Microsoft Build 2019
What Can We Expect?
It’s that time of year again; the Microsoft Build Conference is almost here. Every year, the conference brings together developers and software engineers, offering them the opportunity to learn about new innovations, gain hands-on experience and collaborate with peers. The conference is also the time when Microsoft typically announces new updates for its platforms and services. Let’s take a look at what we can expect from Microsoft Build 2019.
How to Watch Microsoft Build?
The official dates for this year’s Microsoft Build developer conference are the 6th to the 8th of May, in Seattle at the Washington State Convention Center. Interestingly this is at the same time as Google’s I/O developer conference, starting on the 7th of May. The first day is usually live-streamed, giving everyone the opportunity to learn about the biggest announcements. The following days focus more on training sessions for developers and engineers, although many of these sessions will also be streamed.
You can expect to hear from prominent players within Microsoft including CEO Satya Nadella and Joe Belfiore, the lead of the Windows Experience team. The full session list is now live and will continue to be populated over the next few days leading up to the conference. Keep your eyes peeled and stay tuned for announcements as they are unveiled.
The Developer Sessions
There are already hundreds of sessions taking place at Build this year, with more to be announced over the coming days. There will be sessions diving into everything from Windows 10 to mixed reality. The key themes for the sessions are:
Building applications for the cloud - sessions helping developers migrate their applications to the cloud, offering hands-on experience with tools like Azure Kubernetes Service (AKS).
Creating machine learning models - sessions covering the use of Azure Machine Learning, Azure Databricks and ONNX to build, train and deploy AI and machine learning models.
Collaborating with peers - hands-on learning with sessions for tools such as Visual Studio.
Increasing productivity with DevOps - using Azure DevOps technologies to build end-to-end continuous delivery pipelines.
Deploying cross-platform applications - explaining how frameworks like Xamarin and .NET can help access customers on all platforms.
Delving into mixed reality - exploring how mixed reality can help blend physical and digital worlds and investigating the service hardware and tools available today.
Bringing IoT to all devices - sessions helping connect devices to the cloud using flexible IoT solutions.
Developing the next generation - sessions for students to help ignite their passion for coding, including the Imagine Cup World Championship and the Student Zone.
Exploring innovative solutions - highly disruptive solutions will be showcased in the Startup Gallery, giving attendees the chance to vote for a winner.
While Microsoft Build is touted as a developer event it is also an opportunity for the company to outline a bit of vision. As far as we’re aware, the vision will be focused around the cloud and Office 365. There will no doubt be a few big keynotes around cloud, artificial intelligence and the Internet of Things. Here is what we’re expecting in terms of visionary statements:
Microsoft Azure - expect some announcements around Microsoft Azure’s’ core productivity market in a bid to rival competition for AI and IoT from other providers.

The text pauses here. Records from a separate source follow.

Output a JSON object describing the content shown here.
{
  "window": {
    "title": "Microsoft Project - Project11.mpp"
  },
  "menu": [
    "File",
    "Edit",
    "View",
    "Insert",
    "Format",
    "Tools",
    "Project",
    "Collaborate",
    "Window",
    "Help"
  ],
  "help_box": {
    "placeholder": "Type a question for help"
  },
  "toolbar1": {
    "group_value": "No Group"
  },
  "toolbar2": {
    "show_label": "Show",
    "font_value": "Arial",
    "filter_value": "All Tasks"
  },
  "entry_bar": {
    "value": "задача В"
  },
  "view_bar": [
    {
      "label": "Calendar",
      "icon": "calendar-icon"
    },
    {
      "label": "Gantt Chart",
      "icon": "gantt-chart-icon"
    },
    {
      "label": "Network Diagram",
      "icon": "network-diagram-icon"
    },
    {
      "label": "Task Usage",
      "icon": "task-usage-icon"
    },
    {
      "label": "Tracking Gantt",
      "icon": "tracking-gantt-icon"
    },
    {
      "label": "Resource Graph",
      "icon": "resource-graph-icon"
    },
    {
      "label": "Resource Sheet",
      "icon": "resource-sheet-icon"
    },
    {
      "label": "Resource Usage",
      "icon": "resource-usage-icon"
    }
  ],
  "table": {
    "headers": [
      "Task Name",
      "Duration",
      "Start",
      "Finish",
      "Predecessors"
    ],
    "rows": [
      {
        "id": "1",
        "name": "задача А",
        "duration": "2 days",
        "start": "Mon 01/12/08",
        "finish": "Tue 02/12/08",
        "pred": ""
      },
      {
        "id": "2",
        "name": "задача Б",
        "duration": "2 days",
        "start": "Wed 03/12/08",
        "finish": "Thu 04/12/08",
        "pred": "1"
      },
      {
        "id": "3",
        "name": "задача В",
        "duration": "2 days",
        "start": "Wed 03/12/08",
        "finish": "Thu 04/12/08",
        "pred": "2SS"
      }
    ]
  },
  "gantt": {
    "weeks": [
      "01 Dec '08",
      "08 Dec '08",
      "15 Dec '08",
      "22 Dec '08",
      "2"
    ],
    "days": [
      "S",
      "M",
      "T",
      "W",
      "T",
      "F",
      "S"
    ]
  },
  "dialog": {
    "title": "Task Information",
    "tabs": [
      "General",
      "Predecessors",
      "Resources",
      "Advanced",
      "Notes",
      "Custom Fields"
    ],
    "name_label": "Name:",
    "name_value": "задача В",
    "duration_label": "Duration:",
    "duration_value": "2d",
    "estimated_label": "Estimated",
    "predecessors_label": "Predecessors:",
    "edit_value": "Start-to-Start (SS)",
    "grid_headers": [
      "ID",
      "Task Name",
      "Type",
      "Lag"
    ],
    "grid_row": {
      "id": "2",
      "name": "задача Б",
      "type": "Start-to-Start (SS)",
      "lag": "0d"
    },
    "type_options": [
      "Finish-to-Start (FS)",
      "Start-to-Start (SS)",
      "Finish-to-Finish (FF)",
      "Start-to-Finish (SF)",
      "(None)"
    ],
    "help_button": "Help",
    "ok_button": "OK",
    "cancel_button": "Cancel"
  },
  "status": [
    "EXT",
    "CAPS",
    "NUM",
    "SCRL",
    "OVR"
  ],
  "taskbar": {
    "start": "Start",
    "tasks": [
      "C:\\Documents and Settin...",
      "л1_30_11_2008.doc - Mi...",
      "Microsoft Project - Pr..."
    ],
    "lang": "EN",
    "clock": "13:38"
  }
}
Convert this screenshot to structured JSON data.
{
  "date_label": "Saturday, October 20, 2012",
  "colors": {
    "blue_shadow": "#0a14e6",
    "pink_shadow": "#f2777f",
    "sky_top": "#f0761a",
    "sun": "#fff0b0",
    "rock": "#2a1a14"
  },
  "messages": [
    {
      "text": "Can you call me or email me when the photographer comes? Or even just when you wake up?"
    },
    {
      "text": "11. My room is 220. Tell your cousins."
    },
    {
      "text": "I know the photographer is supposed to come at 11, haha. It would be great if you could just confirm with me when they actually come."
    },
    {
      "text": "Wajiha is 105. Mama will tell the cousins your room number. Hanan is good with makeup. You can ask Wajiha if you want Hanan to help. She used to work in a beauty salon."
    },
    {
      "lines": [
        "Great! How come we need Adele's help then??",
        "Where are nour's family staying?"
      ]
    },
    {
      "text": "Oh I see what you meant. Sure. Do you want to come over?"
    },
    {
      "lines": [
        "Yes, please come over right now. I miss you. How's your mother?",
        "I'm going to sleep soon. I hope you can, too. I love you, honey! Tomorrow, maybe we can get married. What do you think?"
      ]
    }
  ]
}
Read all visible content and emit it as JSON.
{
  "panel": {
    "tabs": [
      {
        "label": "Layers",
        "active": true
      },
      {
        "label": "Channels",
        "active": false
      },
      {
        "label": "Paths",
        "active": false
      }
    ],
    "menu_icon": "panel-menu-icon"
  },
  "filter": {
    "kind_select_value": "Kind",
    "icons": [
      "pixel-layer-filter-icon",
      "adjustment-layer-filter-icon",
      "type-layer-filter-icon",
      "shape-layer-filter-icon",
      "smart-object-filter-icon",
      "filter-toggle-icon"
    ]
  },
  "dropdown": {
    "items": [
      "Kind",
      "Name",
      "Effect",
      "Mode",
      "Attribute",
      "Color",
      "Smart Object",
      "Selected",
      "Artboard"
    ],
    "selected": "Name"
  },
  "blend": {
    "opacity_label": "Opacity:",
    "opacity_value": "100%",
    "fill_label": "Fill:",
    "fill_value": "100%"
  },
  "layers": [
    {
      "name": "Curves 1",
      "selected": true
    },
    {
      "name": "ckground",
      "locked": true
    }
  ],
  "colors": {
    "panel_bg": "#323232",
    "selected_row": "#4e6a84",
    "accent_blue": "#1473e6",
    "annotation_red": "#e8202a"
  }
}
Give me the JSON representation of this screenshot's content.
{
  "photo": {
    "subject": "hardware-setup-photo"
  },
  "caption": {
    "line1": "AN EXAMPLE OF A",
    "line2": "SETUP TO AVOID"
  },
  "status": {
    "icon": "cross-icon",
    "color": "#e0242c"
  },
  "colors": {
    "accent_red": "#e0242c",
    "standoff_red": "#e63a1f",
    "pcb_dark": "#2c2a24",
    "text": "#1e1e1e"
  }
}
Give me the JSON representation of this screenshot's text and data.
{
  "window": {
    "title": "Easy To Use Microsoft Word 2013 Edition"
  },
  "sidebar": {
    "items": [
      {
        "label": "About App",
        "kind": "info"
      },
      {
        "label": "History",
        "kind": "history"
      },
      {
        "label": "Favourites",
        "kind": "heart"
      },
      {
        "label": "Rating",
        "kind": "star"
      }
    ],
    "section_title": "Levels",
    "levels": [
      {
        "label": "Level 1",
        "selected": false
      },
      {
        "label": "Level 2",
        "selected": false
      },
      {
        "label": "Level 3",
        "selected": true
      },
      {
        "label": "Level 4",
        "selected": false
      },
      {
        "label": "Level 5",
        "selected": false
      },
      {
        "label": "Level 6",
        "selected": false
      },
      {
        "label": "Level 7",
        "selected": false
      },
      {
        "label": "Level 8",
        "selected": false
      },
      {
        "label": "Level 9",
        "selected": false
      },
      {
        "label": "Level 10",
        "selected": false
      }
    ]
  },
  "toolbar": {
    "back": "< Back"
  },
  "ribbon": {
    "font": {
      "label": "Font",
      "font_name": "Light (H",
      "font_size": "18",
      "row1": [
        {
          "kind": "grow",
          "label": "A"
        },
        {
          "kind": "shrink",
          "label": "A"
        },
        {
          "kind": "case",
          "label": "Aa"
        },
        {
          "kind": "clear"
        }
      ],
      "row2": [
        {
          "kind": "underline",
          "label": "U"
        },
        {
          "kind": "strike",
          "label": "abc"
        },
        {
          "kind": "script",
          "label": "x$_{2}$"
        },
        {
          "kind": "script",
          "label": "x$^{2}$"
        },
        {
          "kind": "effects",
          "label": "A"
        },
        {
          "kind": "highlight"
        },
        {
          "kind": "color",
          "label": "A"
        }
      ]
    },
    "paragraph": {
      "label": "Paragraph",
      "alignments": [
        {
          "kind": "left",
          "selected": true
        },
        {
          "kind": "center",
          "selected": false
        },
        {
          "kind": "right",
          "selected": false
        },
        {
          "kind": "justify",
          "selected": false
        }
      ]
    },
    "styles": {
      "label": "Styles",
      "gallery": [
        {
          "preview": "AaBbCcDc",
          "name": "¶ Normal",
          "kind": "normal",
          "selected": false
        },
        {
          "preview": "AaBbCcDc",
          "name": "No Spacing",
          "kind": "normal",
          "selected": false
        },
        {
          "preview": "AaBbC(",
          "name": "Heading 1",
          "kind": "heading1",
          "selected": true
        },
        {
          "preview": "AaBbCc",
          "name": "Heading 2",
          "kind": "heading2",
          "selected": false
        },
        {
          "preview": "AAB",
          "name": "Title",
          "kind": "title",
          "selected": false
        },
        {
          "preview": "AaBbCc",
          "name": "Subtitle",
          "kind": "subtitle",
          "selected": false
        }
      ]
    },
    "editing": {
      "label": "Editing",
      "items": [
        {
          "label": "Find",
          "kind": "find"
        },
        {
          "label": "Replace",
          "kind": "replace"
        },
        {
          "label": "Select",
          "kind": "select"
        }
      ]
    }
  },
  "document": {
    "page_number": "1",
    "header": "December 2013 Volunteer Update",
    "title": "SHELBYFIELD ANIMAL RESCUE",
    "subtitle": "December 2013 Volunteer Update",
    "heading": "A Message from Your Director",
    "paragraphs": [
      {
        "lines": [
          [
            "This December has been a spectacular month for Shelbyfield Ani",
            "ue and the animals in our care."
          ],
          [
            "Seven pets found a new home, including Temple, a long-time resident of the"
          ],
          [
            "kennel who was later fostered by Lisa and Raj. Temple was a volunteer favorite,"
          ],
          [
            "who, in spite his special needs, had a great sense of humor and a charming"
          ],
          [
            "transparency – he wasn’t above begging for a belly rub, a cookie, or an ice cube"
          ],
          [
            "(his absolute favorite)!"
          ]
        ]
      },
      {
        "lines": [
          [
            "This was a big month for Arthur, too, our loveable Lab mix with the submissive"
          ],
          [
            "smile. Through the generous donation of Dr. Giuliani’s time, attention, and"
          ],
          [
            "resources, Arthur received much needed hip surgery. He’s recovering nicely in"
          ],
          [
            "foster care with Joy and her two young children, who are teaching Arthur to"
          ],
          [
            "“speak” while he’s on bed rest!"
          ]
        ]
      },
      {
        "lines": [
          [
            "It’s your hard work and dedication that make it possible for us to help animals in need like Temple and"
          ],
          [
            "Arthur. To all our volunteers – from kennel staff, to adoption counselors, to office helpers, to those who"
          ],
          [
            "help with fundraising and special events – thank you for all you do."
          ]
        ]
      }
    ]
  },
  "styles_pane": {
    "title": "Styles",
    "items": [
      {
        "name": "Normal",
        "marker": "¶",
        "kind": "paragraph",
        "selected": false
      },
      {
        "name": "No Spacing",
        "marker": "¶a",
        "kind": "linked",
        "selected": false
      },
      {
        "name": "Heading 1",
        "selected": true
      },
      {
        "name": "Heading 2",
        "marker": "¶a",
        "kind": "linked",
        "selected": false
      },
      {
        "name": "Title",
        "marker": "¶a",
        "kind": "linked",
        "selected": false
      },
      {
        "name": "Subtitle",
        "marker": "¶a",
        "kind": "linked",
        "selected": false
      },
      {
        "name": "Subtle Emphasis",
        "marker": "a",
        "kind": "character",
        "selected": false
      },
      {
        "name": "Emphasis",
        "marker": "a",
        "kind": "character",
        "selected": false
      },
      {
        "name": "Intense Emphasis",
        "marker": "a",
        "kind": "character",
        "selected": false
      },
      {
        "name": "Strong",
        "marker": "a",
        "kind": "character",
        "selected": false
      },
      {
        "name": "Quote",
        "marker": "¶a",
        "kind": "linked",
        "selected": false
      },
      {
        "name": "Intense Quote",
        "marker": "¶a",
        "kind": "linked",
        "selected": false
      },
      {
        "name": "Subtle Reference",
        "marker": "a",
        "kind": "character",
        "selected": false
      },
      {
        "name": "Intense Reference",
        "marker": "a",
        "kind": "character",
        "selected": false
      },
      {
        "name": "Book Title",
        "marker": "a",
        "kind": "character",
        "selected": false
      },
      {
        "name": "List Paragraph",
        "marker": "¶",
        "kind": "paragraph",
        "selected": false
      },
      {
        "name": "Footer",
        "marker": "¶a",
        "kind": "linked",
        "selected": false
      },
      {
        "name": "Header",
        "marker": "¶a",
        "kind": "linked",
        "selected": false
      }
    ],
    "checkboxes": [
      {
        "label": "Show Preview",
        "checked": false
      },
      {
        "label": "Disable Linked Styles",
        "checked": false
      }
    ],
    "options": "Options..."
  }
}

New cognitive services - anticipate a new suite of AI services that developers can use for applications.
Windows and developers tools - while not as groundbreaking as some of the other news, Windows is used by many developers to create applications every day. New tools will hopefully include the Windows Insider application, a Progressive Web App, known as Catnip. Developers should get the opportunity to feedback and contribute to its development.
Microsoft has also taken much more on an interest lately in being a stronger and more responsible entity. As part of its visionary statements, we can expect to hear more about how the company is using its technology for good.
What we all want to find out, is whether this year’s Build conference will come with any big announcements. The main rumour so far is that Microsoft might be about to introduce Windows Core OS. This would be a significant revamp of Windows 10 and bring new life to the operating system. The user interface is reported to be more modular and streamlined in preparation for various form factors such as the folding PC. There is also the chance that Microsoft could unveil further plans for the Windows Lite. The new version of Windows only runs Progressive Web Apps in order to better target Chrome OS.
We assume that, like last year, it’s unlikely that Microsoft will make any major hardware announcements or release any Surface refreshes. However, that doesn't mean that hardware won’t be part of the keynote speech. Previous years have seen the CEO talk of collaboration between the company and third-party hardware providers, for example the integration of Cortana with Amazon’s Alexa Assistant. However, previous hype about the release of Microsoft’s Project Andromeda dual-screen phone seems to have now been shelved.
To find out more about Microsoft's efforts to move Edge to the open-sourced Chromium project, the company’s latest efforts with AI and upcoming features for Windows 10, we’re all going to have to listen in on the day. It’s expected that Microsoft will deliver a live stream of the keynote sessions, all of which will be held on the first day of the conference, starting at 8.30am PT. Tune in on the day to find out what Microsoft have in store.